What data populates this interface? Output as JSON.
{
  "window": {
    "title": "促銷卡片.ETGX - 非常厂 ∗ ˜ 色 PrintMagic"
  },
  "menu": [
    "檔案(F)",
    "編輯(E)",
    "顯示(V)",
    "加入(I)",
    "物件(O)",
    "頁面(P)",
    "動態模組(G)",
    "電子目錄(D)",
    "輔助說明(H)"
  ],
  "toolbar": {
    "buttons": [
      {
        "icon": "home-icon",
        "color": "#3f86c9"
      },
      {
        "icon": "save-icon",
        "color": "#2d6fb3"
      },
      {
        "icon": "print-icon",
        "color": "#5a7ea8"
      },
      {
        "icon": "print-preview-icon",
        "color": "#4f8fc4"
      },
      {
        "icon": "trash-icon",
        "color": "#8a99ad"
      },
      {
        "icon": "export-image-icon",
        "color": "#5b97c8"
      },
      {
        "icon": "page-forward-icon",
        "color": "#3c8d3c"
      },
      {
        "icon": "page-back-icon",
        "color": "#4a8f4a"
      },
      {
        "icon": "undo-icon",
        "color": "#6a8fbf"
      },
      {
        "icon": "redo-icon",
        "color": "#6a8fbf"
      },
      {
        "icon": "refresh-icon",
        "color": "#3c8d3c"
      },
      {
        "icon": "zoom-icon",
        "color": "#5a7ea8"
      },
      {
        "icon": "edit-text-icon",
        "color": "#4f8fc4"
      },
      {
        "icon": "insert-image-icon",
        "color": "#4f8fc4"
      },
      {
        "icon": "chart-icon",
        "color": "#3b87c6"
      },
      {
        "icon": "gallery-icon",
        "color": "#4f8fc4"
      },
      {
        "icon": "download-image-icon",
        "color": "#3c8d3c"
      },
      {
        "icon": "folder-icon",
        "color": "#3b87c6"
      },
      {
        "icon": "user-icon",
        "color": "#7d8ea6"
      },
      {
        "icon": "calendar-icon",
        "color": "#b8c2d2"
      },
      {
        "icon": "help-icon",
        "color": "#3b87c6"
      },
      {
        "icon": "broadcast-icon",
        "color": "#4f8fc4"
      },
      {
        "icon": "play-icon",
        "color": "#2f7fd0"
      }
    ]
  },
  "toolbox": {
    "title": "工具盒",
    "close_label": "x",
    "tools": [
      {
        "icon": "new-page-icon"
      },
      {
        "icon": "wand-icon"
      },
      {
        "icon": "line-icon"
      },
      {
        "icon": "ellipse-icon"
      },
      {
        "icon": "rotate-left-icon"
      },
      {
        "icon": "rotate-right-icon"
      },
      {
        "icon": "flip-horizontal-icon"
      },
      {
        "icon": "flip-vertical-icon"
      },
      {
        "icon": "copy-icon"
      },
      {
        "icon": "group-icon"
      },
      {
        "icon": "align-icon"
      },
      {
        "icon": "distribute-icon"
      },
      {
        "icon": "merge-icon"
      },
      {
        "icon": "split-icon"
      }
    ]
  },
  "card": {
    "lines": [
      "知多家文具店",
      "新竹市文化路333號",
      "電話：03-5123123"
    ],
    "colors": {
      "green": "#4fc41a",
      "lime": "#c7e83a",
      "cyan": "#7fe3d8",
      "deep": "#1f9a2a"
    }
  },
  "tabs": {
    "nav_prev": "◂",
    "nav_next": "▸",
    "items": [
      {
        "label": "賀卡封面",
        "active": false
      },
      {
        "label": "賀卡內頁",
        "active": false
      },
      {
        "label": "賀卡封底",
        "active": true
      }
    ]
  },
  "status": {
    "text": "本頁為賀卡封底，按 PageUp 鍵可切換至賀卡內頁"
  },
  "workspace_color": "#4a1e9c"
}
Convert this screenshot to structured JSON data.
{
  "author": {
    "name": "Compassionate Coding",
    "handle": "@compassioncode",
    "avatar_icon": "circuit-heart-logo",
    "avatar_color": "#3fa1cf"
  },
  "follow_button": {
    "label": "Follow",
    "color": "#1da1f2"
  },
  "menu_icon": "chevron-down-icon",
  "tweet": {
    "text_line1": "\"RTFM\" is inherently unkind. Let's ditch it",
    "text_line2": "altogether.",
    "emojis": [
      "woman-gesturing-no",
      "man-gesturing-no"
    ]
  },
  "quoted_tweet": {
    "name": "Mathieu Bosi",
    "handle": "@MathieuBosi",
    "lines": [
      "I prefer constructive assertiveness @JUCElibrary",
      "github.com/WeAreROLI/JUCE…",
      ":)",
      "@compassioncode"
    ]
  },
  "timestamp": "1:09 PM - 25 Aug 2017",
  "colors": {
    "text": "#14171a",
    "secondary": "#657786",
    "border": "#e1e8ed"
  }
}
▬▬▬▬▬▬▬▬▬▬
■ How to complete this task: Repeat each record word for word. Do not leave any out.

■ Result for this exercise:
What data populates this interface? Output as JSON.
{
  "window": {
    "title": "促銷卡片.ETGX - 非常厂 ∗ ˜ 色 PrintMagic"
  },
  "menu": [
    "檔案(F)",
    "編輯(E)",
    "顯示(V)",
    "加入(I)",
    "物件(O)",
    "頁面(P)",
    "動態模組(G)",
    "電子目錄(D)",
    "輔助說明(H)"
  ],
  "toolbar": {
    "buttons": [
      {
        "icon": "home-icon",
        "color": "#3f86c9"
      },
      {
        "icon": "save-icon",
        "color": "#2d6fb3"
      },
      {
        "icon": "print-icon",
        "color": "#5a7ea8"
      },
      {
        "icon": "print-preview-icon",
        "color": "#4f8fc4"
      },
      {
        "icon": "trash-icon",
        "color": "#8a99ad"
      },
      {
        "icon": "export-image-icon",
        "color": "#5b97c8"
      },
      {
        "icon": "page-forward-icon",
        "color": "#3c8d3c"
      },
      {
        "icon": "page-back-icon",
        "color": "#4a8f4a"
      },
      {
        "icon": "undo-icon",
        "color": "#6a8fbf"
      },
      {
        "icon": "redo-icon",
        "color": "#6a8fbf"
      },
      {
        "icon": "refresh-icon",
        "color": "#3c8d3c"
      },
      {
        "icon": "zoom-icon",
        "color": "#5a7ea8"
      },
      {
        "icon": "edit-text-icon",
        "color": "#4f8fc4"
      },
      {
        "icon": "insert-image-icon",
        "color": "#4f8fc4"
      },
      {
        "icon": "chart-icon",
        "color": "#3b87c6"
      },
      {
        "icon": "gallery-icon",
        "color": "#4f8fc4"
      },
      {
        "icon": "download-image-icon",
        "color": "#3c8d3c"
      },
      {
        "icon": "folder-icon",
        "color": "#3b87c6"
      },
      {
        "icon": "user-icon",
        "color": "#7d8ea6"
      },
      {
        "icon": "calendar-icon",
        "color": "#b8c2d2"
      },
      {
        "icon": "help-icon",
        "color": "#3b87c6"
      },
      {
        "icon": "broadcast-icon",
        "color": "#4f8fc4"
      },
      {
        "icon": "play-icon",
        "color": "#2f7fd0"
      }
    ]
  },
  "toolbox": {
    "title": "工具盒",
    "close_label": "x",
    "tools": [
      {
        "icon": "new-page-icon"
      },
      {
        "icon": "wand-icon"
      },
      {
        "icon": "line-icon"
      },
      {
        "icon": "ellipse-icon"
      },
      {
        "icon": "rotate-left-icon"
      },
      {
        "icon": "rotate-right-icon"
      },
      {
        "icon": "flip-horizontal-icon"
      },
      {
        "icon": "flip-vertical-icon"
      },
      {
        "icon": "copy-icon"
      },
      {
        "icon": "group-icon"
      },
      {
        "icon": "align-icon"
      },
      {
        "icon": "distribute-icon"
      },
      {
        "icon": "merge-icon"
      },
      {
        "icon": "split-icon"
      }
    ]
  },
  "card": {
    "lines": [
      "知多家文具店",
      "新竹市文化路333號",
      "電話：03-5123123"
    ],
    "colors": {
      "green": "#4fc41a",
      "lime": "#c7e83a",
      "cyan": "#7fe3d8",
      "deep": "#1f9a2a"
    }
  },
  "tabs": {
    "nav_prev": "◂",
    "nav_next": "▸",
    "items": [
      {
        "label": "賀卡封面",
        "active": false
      },
      {
        "label": "賀卡內頁",
        "active": false
      },
      {
        "label": "賀卡封底",
        "active": true
      }
    ]
  },
  "status": {
    "text": "本頁為賀卡封底，按 PageUp 鍵可切換至賀卡內頁"
  },
  "workspace_color": "#4a1e9c"
}
Convert this screenshot to structured JSON data.
{
  "author": {
    "name": "Compassionate Coding",
    "handle": "@compassioncode",
    "avatar_icon": "circuit-heart-logo",
    "avatar_color": "#3fa1cf"
  },
  "follow_button": {
    "label": "Follow",
    "color": "#1da1f2"
  },
  "menu_icon": "chevron-down-icon",
  "tweet": {
    "text_line1": "\"RTFM\" is inherently unkind. Let's ditch it",
    "text_line2": "altogether.",
    "emojis": [
      "woman-gesturing-no",
      "man-gesturing-no"
    ]
  },
  "quoted_tweet": {
    "name": "Mathieu Bosi",
    "handle": "@MathieuBosi",
    "lines": [
      "I prefer constructive assertiveness @JUCElibrary",
      "github.com/WeAreROLI/JUCE…",
      ":)",
      "@compassioncode"
    ]
  },
  "timestamp": "1:09 PM - 25 Aug 2017",
  "colors": {
    "text": "#14171a",
    "secondary": "#657786",
    "border": "#e1e8ed"
  }
}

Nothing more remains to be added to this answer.